Although the judge clearly blamed the group, he also ruled Tuesday that Mars’ lawsuit was now ” not applicable “. This means Mars’ more recent requests for 2023 ledger entries will not be accepted because they were not included in the list of outstanding documents he filed in November.

Mötley Crüe’s lead attorney took up that part of the decision Tuesday, declaring victory on behalf of the group. “ The case is closed. This is the key point to remembersaid lawyer Sasha Frid in a statement to WECB. In dismissing the motion as moot and ending the case, the court found that the group had turned over all documents to Mars and there was nothing more that could be done. The group went above and beyond its obligations by providing far more documentation than the law required. »

For his part, Mars’ lawyer says the case is only over because the group gave in and complied with the law. He said the heart of the matter, whether Mars was illegally separated from the group, will still be subject to private arbitration later this year.

In his public lawsuit filed last April, Mick Mars made it clear that he felt betrayed by Nikki Sixx, Vince Neil and Tommy Lee, who each own a 25% stake in most of the group’s entities.

Before the 2022 tour began, Mick Mars reportedly let everyone know that this tour would be his last. Now 72, he has long suffered from ankylosing spondylitis, a painful bone disease that prevents him from traveling. He says he made it clear that he was not completely withdrawing from the group and would be available for a Las Vegas residency or studio work. He claims that his “ 41 year old brothers » reacted by proposing a separation that would reduce its profits on tours and merchandise from 25% to 5%, then to 0%. When he questioned the proposal, citing the fact that he had helped create the group, the other members wanted to fire him from six other companies in the group, he claimed. When he asked to see business records relating to these entities, he was largely ignored.

When they wanted to get high and fuck it up, I covered themMars said in an interview with WECB Last year. Now they’re trying to take away my inheritance, my share of Mötley Crüe, my ownership of the name, of the brand. How can you kick Mr. Heinz out of Heinz ketchup? He is the owner. The legacy of Frank Sinatra or Jimi Hendrix is ​​eternal, and their heirs continue to benefit from it. They’re trying to take that away from me. I won’t let them do it. »

Mars’ lawyer, Ed McPherson, tells WECB that the judge’s decision Tuesday confirms that his client was mistreated by his teammates. “ Finally, someone, somewhere told these guys that they couldn’t bully Mick anymore. We are in the middle of a huge arbitration that will ultimately decide whether Mick should give up his shares or not, whether they did things correctly or not. Obviously, we say they did nothing right. But they feel above the rules. And that’s what this trial is about. »


Written by

Christopher Johnson

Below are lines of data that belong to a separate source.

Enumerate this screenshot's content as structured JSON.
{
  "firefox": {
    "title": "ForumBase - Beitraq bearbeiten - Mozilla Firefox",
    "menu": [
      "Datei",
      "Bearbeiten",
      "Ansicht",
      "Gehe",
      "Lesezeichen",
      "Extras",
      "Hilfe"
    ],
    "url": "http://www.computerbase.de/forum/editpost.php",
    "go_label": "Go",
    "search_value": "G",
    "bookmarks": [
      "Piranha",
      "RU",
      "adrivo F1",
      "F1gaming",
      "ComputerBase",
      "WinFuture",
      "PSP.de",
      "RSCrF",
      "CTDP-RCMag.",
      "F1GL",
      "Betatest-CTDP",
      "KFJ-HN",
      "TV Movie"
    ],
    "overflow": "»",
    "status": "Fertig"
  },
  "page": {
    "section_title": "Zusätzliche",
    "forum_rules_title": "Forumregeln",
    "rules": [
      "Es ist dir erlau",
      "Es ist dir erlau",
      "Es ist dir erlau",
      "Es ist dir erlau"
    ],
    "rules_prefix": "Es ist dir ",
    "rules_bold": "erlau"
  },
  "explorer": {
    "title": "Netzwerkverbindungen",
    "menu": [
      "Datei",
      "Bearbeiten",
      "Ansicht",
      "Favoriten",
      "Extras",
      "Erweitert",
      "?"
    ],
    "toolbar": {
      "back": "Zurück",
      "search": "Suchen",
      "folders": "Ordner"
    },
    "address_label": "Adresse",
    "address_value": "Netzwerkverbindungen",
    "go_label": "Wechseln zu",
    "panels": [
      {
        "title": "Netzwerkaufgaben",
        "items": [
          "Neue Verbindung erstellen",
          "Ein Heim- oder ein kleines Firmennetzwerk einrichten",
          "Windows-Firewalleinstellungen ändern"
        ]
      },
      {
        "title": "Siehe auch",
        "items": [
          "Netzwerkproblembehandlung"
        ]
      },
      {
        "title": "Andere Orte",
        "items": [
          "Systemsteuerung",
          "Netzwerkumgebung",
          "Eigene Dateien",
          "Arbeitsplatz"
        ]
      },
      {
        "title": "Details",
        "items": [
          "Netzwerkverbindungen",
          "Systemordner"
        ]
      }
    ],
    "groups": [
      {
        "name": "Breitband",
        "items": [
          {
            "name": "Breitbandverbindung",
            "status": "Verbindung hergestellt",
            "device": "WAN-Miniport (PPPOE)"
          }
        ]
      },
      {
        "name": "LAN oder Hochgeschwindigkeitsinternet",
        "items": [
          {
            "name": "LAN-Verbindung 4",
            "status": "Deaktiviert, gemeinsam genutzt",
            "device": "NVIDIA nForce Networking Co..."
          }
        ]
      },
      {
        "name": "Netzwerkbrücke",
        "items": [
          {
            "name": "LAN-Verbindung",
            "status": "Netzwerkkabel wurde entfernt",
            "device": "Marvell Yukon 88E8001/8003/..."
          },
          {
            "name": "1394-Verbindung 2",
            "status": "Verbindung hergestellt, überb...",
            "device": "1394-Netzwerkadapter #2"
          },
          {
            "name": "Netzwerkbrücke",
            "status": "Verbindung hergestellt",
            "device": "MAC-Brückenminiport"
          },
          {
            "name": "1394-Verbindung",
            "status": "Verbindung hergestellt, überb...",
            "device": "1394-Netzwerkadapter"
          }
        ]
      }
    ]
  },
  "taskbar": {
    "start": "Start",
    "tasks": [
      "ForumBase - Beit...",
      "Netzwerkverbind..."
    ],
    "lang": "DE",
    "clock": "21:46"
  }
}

Christopher Johnson is a dedicated writer and key contributor to the WECB website, Emerson College's student-run radio station. Passionate about music, radio communication, and journalism, Christopher pursues his craft with a blend of meticulous research and creative flair. His writings on the site cover an array of subjects, from music reviews and artist interviews to event updates and industry news. As an active member of the Emerson College community, Christopher is not only a writer but also an advocate for student involvement, using his work to foster increased engagement and enthusiasm within the school's radio and broadcasting culture. Through his consistent and high-quality outputs, Christopher Johnson helps shape the voice and identity of WECB, truly embodying its motto of being an inclusive, diverse, and enthusiastic music community.